The topic of the PowerPoints for this class lecture is Constructive Trusts. It truly is an intriguing type of equitable remedy. It certainly does not depend upon the parties’ own intentions – in fact, often, the parties had everything else in mind rather than creating a trust. It is an equitable fiction – designed by the Court to prevent true injustice. When one party wrongfully violates a fiduciary duty or otherwise commits an “equitable fraud” one equitable remedy is simply to declare them an involuntary “trustee” holding property or monies or other tangible assets for the equitable benefit of a victim. We start with a classic New York case, Sharp v. Kosmalski, which is almost a short novel. Only – it was real. A man in his 50s, in a desperate effort to court a woman who was much younger – gave her title to his dairy farm, title to his house, and then first access and finally title to all his bank accounts. When she had obtained everything in the world he owned, she promptly evicted him, leaving him with $300 and nothing else. The tale is in the telling – it is truly an interesting case. We then turn to South Carolina and study some somewhat similar cases – dealing with a breach of confidence when one party entrusted his worldly goods to another.

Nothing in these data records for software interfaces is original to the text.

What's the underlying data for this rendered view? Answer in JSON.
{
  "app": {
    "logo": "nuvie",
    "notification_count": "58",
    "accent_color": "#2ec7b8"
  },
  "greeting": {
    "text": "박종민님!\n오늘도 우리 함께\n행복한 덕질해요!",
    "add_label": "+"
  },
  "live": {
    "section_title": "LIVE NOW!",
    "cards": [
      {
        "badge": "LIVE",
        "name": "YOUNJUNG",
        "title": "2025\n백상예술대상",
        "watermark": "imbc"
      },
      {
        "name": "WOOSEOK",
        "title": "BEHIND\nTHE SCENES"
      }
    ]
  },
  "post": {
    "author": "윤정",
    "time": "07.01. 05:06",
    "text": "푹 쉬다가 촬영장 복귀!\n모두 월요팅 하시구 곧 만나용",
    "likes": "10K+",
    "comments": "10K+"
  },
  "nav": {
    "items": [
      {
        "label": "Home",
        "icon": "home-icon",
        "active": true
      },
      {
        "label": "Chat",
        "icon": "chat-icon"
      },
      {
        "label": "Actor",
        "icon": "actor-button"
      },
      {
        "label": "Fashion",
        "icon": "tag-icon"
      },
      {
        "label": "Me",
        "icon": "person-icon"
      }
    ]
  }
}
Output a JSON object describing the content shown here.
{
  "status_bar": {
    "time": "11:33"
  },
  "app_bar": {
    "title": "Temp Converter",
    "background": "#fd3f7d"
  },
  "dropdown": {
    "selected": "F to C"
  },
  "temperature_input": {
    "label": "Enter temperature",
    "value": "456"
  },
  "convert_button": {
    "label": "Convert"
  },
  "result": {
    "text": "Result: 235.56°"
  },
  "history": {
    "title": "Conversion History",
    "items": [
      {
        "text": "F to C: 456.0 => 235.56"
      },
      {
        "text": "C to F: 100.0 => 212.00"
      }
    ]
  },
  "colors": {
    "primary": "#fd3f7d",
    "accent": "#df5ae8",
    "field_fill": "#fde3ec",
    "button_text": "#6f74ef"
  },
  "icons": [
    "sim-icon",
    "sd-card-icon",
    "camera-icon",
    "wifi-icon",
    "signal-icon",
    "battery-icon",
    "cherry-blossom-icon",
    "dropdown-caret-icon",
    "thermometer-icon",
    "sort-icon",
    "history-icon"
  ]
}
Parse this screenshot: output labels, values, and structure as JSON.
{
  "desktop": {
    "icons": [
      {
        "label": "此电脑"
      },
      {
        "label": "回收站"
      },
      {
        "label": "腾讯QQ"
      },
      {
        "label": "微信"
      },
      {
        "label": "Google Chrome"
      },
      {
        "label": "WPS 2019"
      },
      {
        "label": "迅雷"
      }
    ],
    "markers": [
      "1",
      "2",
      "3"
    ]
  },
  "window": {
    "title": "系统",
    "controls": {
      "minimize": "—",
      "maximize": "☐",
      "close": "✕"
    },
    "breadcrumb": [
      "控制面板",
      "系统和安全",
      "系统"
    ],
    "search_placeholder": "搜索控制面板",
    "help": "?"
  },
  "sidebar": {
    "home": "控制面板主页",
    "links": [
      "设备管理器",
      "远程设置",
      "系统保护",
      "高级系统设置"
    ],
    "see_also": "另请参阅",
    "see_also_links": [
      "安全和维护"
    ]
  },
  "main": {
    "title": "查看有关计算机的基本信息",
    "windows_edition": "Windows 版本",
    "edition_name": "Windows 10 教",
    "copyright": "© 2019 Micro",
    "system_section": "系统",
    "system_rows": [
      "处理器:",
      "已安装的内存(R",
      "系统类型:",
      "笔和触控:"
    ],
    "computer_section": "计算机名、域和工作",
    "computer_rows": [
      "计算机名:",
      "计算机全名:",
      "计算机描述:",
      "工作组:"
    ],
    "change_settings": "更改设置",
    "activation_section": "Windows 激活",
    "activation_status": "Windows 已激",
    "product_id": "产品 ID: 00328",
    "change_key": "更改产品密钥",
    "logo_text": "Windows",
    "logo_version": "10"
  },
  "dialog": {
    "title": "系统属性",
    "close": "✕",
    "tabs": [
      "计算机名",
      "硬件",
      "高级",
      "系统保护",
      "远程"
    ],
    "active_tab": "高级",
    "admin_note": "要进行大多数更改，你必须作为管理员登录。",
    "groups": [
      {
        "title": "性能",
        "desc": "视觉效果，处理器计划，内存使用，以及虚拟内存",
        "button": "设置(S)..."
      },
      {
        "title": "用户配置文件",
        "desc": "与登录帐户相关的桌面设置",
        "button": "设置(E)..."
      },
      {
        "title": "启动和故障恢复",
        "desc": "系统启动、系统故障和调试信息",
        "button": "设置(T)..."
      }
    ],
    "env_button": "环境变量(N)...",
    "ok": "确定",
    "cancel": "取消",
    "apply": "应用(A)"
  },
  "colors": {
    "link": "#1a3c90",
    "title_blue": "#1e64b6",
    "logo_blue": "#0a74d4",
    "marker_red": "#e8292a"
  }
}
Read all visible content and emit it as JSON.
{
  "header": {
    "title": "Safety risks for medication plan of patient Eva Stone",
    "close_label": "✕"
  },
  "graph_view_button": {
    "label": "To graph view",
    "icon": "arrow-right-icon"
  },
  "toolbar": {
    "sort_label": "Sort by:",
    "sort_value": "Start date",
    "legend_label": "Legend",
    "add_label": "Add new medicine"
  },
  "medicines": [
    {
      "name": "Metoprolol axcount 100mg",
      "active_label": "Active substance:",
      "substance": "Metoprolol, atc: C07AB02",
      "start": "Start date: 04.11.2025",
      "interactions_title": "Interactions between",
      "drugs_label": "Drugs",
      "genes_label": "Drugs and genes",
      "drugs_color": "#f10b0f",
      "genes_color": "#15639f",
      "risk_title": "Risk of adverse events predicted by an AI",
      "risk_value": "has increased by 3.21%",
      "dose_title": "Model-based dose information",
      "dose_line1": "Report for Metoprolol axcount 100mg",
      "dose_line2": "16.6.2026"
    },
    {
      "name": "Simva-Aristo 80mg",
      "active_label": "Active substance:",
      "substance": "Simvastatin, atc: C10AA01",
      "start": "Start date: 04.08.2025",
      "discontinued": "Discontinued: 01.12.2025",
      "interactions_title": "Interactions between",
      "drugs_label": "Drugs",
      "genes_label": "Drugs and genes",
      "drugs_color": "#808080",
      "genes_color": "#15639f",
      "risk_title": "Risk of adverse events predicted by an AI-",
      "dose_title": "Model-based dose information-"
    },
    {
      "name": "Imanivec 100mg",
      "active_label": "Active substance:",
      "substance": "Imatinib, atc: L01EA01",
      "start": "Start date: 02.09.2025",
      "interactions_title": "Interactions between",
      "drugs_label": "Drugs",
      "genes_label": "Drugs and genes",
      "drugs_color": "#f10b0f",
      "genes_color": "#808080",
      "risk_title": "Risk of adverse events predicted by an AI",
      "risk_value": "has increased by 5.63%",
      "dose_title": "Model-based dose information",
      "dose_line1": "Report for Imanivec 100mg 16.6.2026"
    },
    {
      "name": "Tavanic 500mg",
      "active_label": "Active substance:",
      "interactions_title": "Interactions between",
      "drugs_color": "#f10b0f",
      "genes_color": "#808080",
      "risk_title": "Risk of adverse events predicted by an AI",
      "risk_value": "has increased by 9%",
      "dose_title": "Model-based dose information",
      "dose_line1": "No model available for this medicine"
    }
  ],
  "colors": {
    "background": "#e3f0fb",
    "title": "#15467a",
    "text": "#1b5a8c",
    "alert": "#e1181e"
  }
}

Archive for April, 2012
In a very interesting recent case out of Greenville, South Carolina, the Master in Equity set aside a tax sale on rather unique and special facts. As lawyers are sometimes in the habit of saying, the Order “speaks for itself” and I genuinely thank the Greenville Master In Equity for permitting me to post this very interesting lower court order.